The handlebar yanked violently in his white-knuckled grip, nearly wrenching itself free, and Airen found himself fighting to stay astride the vehicle as it skewed wildly to the left. He yelped—loud inside a suited helmet—and the front wheel was caught up in a diverging rut in the rocky formation concealed just below the loose, chalk-colored surface. Airen twisted the throttle open to lighten a front wheel that was digging in, and he wrenched the bars to free the wheel from its rutted diversion. Surface matter arced out in a lazily floating plume behind the paddle-treaded tire, lending the illusion of a sedate cruise. The rear end abruptly came back around, whipping nearly 180 degrees the opposite direction, and with little traction the biped slewed from side to side, threatening to suddenly catch and fling him headlong from the saddle.
Sound like fun?
On rare occasion a driver (‘cager’, in bike-speak) who pulls up beside me at a traffic light might scowl in disapproval, but more common is the melancholy smile and nod of the head from someone who is likely thinking something along the lines of ‘What an adventure! I wish that was me…’
If that has ever been you, encased in the boxed-in, sterile environs of your car and casting that wistful smile, I would suggest that you give motorcycling a try. What the heck, you’ve only got one run around the circuit, right? I could dredge up other clichés, like ‘grab the golden ring’, or ‘it’s on the bucket list’, but the truth is that there will come the day for each of us when such adventures are no longer an option.
Two scenarios, as best I can figure: we get old and die, or we die young, and in the meantime we have either taken those adventures we someday thought we might, or we haven’t. My brother (another bike nut, especially over BMW’s) recently sent me this link to a video that makes me think of that person eying my bike with envy. Check it out: Out of the Rut

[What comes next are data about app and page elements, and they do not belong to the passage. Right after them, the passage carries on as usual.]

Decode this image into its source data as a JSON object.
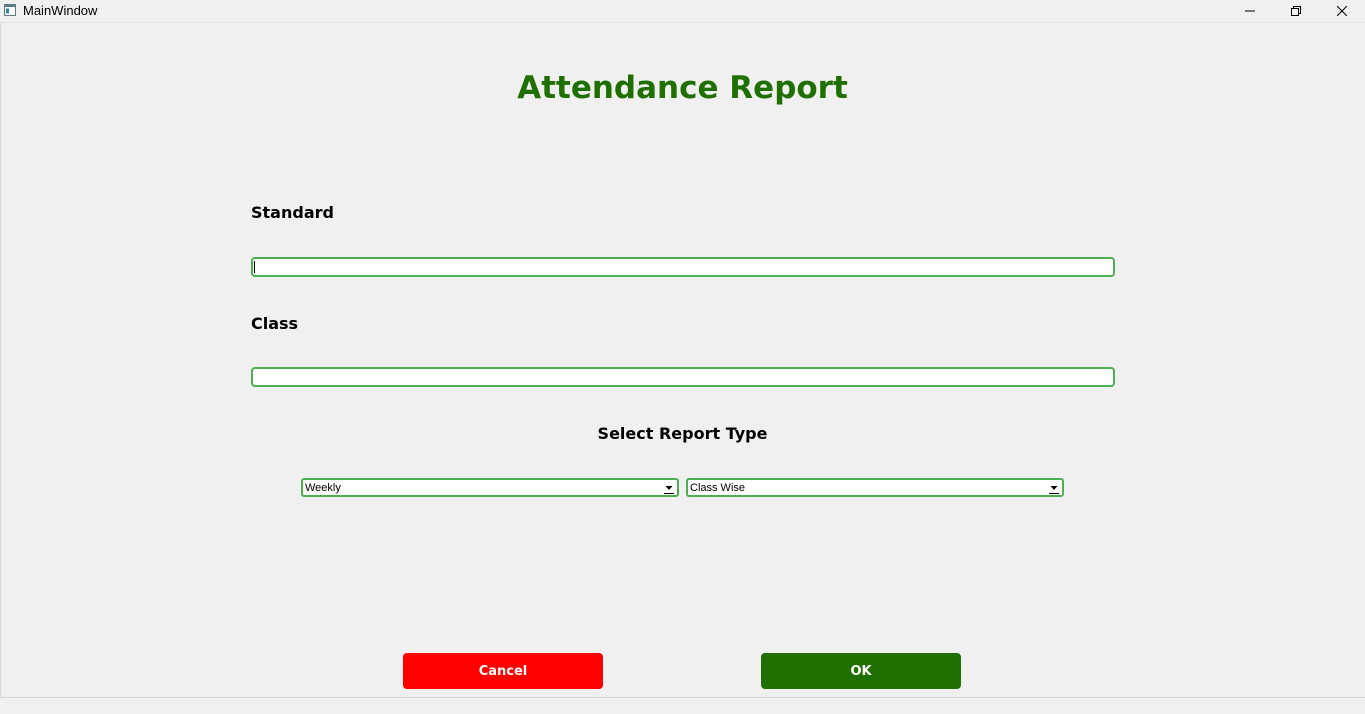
{
  "window": {
    "title": "MainWindow",
    "icon": "app-window-icon",
    "controls": [
      "minimize-icon",
      "restore-icon",
      "close-icon"
    ]
  },
  "page": {
    "title": "Attendance Report",
    "title_color": "#1f7000"
  },
  "form": {
    "standard_label": "Standard",
    "standard_value": "",
    "class_label": "Class",
    "class_value": "",
    "report_type_label": "Select Report Type",
    "period_selected": "Weekly",
    "scope_selected": "Class Wise",
    "border_color": "#4caf50"
  },
  "actions": {
    "cancel_label": "Cancel",
    "cancel_color": "#ff0000",
    "ok_label": "OK",
    "ok_color": "#1f7000"
  }
}
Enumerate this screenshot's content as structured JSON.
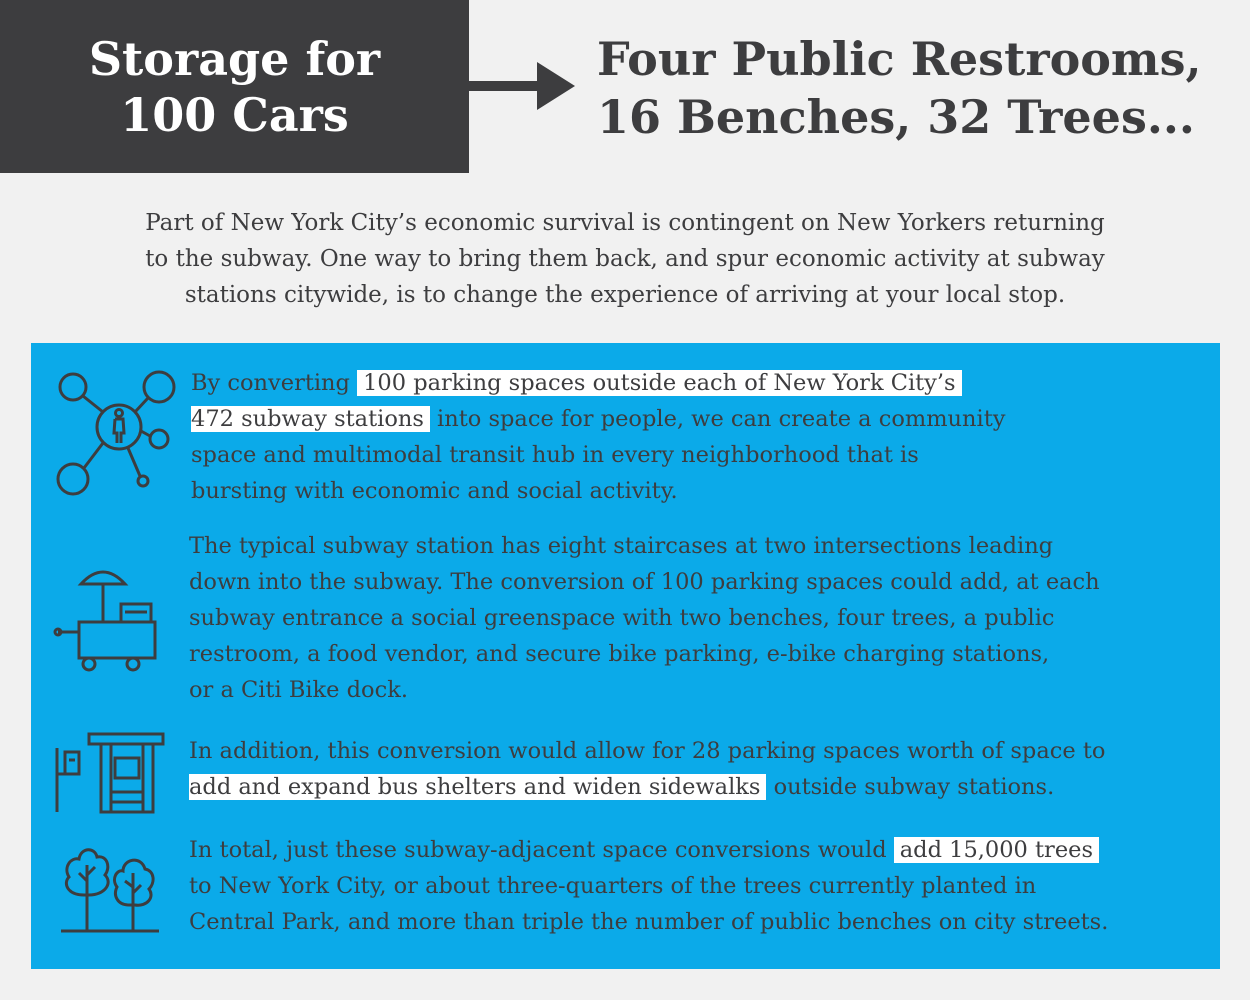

So if you’re tempted by that vision of personal freedom, sign up for one of the MSF beginner’s courses, often offered at places like Vocational Colleges (google it—you’ll get results). You don’t need to own a bike, the class provides small, un-intimidating machines to learn on. When I started coaching I thought the students would be mostly young males, like when I started out long ago, but in reality the students span a wide spectrum, where it’s not unusual for middle-agers and seniors to outnumber the young, or for female students to outnumber the males.
Maybe the bug will bite, and you’ll get that seriously cool Triumph 1200 Explorer before I add it to my stable. Or maybe you’ll enjoy the bike class, but decide that it’s not for you, and you’ll try something else adventurous, like piloting a gyrocopter over the cane-fields of south Florida.
Hmmmm—I used to do that, but that’s another blog.